  • Growth, measured in terms of increased revenue, profit, and/or assets is a key initiative for most companies. The recent merger, acquisition and takeover frenzy of the past few years reflects what is known as inorganic growth. Organic growth, now back in vogue is the rate a business expands through its own business activity. Organic growth requires a company to create competitive advantages, differentiate and innovate its product/service offerings, and to hone in on viable existing and new customer opportunities.
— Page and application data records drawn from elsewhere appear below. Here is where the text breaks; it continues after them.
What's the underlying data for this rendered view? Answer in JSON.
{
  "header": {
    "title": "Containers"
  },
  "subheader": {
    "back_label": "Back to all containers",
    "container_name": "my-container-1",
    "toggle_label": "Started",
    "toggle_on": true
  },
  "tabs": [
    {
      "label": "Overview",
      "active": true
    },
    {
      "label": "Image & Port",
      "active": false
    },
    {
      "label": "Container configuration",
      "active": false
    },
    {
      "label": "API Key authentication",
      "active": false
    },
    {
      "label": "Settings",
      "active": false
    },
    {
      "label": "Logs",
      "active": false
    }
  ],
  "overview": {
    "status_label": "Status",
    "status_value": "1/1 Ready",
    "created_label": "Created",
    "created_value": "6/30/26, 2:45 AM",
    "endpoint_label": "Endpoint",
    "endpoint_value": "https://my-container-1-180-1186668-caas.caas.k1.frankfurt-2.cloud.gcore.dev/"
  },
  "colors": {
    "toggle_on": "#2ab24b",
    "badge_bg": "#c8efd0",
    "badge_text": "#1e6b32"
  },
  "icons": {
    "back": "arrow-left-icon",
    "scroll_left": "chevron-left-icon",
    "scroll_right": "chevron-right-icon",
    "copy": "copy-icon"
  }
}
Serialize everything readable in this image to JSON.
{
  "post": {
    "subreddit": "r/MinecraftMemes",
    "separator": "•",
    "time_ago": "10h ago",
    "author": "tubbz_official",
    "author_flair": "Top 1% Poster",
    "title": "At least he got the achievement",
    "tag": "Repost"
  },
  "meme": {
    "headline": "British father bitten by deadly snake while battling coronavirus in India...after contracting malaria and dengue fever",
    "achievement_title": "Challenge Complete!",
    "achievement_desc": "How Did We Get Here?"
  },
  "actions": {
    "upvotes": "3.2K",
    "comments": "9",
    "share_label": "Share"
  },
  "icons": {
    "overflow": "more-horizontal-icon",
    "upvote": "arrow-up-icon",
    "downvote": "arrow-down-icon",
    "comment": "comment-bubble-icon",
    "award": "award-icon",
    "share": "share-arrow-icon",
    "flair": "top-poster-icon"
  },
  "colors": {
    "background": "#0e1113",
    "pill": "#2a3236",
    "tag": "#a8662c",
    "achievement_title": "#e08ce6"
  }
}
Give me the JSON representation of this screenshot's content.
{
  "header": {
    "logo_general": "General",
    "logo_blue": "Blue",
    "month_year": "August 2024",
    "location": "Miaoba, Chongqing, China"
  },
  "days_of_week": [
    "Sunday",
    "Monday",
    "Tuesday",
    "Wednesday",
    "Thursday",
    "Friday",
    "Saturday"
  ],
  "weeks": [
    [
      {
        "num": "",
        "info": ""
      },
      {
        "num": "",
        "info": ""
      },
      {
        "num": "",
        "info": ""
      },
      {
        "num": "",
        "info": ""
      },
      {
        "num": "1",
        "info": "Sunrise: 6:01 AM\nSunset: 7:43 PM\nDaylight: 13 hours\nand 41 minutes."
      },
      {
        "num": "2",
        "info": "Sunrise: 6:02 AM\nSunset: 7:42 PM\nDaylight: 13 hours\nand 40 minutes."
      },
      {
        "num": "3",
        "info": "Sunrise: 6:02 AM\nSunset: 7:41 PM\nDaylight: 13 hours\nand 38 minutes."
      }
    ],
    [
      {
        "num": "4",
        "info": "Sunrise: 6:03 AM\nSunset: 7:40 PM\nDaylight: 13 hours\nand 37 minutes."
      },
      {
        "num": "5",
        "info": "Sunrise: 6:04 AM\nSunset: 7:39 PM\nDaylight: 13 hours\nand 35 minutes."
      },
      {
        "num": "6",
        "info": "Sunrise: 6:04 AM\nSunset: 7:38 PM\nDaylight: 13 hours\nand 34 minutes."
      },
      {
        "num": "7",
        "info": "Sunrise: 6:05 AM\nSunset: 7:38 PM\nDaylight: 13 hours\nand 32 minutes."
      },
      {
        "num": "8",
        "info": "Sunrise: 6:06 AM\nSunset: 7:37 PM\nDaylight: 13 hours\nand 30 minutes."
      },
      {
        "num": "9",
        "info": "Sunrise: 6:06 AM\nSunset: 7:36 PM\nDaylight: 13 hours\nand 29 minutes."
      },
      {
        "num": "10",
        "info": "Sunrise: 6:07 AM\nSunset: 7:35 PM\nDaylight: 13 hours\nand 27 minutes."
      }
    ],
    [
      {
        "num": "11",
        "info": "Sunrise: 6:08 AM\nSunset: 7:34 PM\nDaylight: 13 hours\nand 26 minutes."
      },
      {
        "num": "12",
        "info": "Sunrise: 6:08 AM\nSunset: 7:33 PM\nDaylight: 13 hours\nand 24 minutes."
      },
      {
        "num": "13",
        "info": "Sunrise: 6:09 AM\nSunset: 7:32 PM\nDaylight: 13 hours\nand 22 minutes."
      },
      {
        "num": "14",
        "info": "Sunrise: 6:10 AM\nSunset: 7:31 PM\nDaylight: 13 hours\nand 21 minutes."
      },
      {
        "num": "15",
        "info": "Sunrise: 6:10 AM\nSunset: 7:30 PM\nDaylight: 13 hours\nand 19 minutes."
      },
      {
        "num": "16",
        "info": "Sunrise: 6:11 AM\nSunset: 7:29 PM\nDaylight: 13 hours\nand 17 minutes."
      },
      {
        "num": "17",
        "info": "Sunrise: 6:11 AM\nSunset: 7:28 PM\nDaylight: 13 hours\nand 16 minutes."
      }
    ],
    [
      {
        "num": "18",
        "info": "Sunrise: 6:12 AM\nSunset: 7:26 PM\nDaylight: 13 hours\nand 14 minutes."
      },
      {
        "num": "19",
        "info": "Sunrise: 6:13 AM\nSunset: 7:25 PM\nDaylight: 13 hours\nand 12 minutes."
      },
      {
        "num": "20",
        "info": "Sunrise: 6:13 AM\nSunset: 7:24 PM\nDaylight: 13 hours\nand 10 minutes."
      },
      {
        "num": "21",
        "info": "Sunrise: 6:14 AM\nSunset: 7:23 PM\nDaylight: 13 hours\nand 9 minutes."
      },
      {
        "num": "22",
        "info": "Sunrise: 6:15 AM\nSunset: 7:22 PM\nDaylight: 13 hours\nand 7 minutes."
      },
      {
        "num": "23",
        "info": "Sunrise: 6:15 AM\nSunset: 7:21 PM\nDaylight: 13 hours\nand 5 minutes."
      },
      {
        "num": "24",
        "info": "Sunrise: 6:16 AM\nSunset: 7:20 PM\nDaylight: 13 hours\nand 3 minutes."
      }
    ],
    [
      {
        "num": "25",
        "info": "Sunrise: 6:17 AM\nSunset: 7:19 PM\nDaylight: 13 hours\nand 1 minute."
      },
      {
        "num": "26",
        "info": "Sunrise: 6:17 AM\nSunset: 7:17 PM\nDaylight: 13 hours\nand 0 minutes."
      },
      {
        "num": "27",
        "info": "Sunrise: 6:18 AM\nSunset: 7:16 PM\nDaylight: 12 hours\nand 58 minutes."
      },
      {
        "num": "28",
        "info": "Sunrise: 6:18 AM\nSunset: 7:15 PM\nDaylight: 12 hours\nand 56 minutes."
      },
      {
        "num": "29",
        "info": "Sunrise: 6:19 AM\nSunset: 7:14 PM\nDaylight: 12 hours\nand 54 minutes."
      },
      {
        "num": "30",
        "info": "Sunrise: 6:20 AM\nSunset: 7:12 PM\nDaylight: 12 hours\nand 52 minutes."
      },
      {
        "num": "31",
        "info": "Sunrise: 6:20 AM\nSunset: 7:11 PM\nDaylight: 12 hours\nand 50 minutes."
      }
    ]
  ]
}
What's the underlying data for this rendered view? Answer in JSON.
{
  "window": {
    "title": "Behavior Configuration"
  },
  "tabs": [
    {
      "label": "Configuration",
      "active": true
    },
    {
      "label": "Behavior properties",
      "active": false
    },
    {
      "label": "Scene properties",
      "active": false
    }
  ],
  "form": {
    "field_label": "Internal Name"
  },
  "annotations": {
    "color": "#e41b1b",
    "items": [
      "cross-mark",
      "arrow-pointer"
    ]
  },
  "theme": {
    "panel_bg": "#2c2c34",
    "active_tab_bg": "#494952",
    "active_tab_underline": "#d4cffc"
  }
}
  • Best-in-class marketers go beyond tracking and reporting on vanity metrics. They don’t waste time creating dashboards consisting of a smorgasbord of numbers that report on activity and outputs. These astute marketers identify and track metrics derived from aligning Marketing to the business outcomes. Marketers who make this connection make a stronger case for securing a greater share of resources.
  • In a recent article, Marketing Activity Metrics Mean Little: Here’s How to Really Prove Marketing’s Value, we asserted that 'marketers need to be smarter about the performance metrics they select', we also found ourselves concurring with David Dodd’s claim that 'many senior leaders are no longer satisfied with the tactical performance indicators (campaign response rates, content downloads, etc) that marketers have traditionally used to describe marketing performance.'
  • CEO's are urging their companies to focus their efforts on organic growth methods to increase and accelerate revenue. These CEO's understand that with an effective organic growth strategy, their organizations will continue to grow by engaging new customers and expand the business with existing customers. So how does one achieve that? In this article, you will learn what Customer Engagement is and why you should use it as well as the different metrics that you can put in place to measure how successful or not your organic growth strategy is.
  • More new channels, competition, and distinct segments to manage, as well as shorter product lifecycles, greater price transparency, and higher customer experience expectations, are creating an exponential increase in the amount of available marketing data. Unless all that data can be effectively collected, analyzed, and transformed into meaningful and actionable insights—and then used to tell a compelling, actionable story it is useless. Many marketing organizations are employing data scientists to capture, manipulate, and transform data into meaning. The ultimate challenge for data scientists is to use the data to create stories. This article offers five coaching tips to help data scientists go beyond the data to become compelling storytellers.
  • When you search under the term Customer Centricity, there are over 865,000 hits. When you look for the term customer experience, you find over 51 million items. Clearly, Forrester wasn’t kidding when they said we’ve entered the Age of the Customer. Today, with customers in the driver seat, the proliferation of marketing channels, and the equalizing forces of the Internet, it has become a challenging environment in which to be a customer-centric Marketer.
  • Some days it may seem like the weather forecast came from gazing into a crystal ball. In fact, being able to forecast the weather is the single most important reason for the existence of meteorology as a science. Forecasting is the process of making predictions of the future based on past and present data and analysis of trends. Despite being fraught with risk and uncertainty, forecasting is as important in business as it is in the weather. Business depends on forecasts for financial and staff planning and prioritizing investments and initiatives.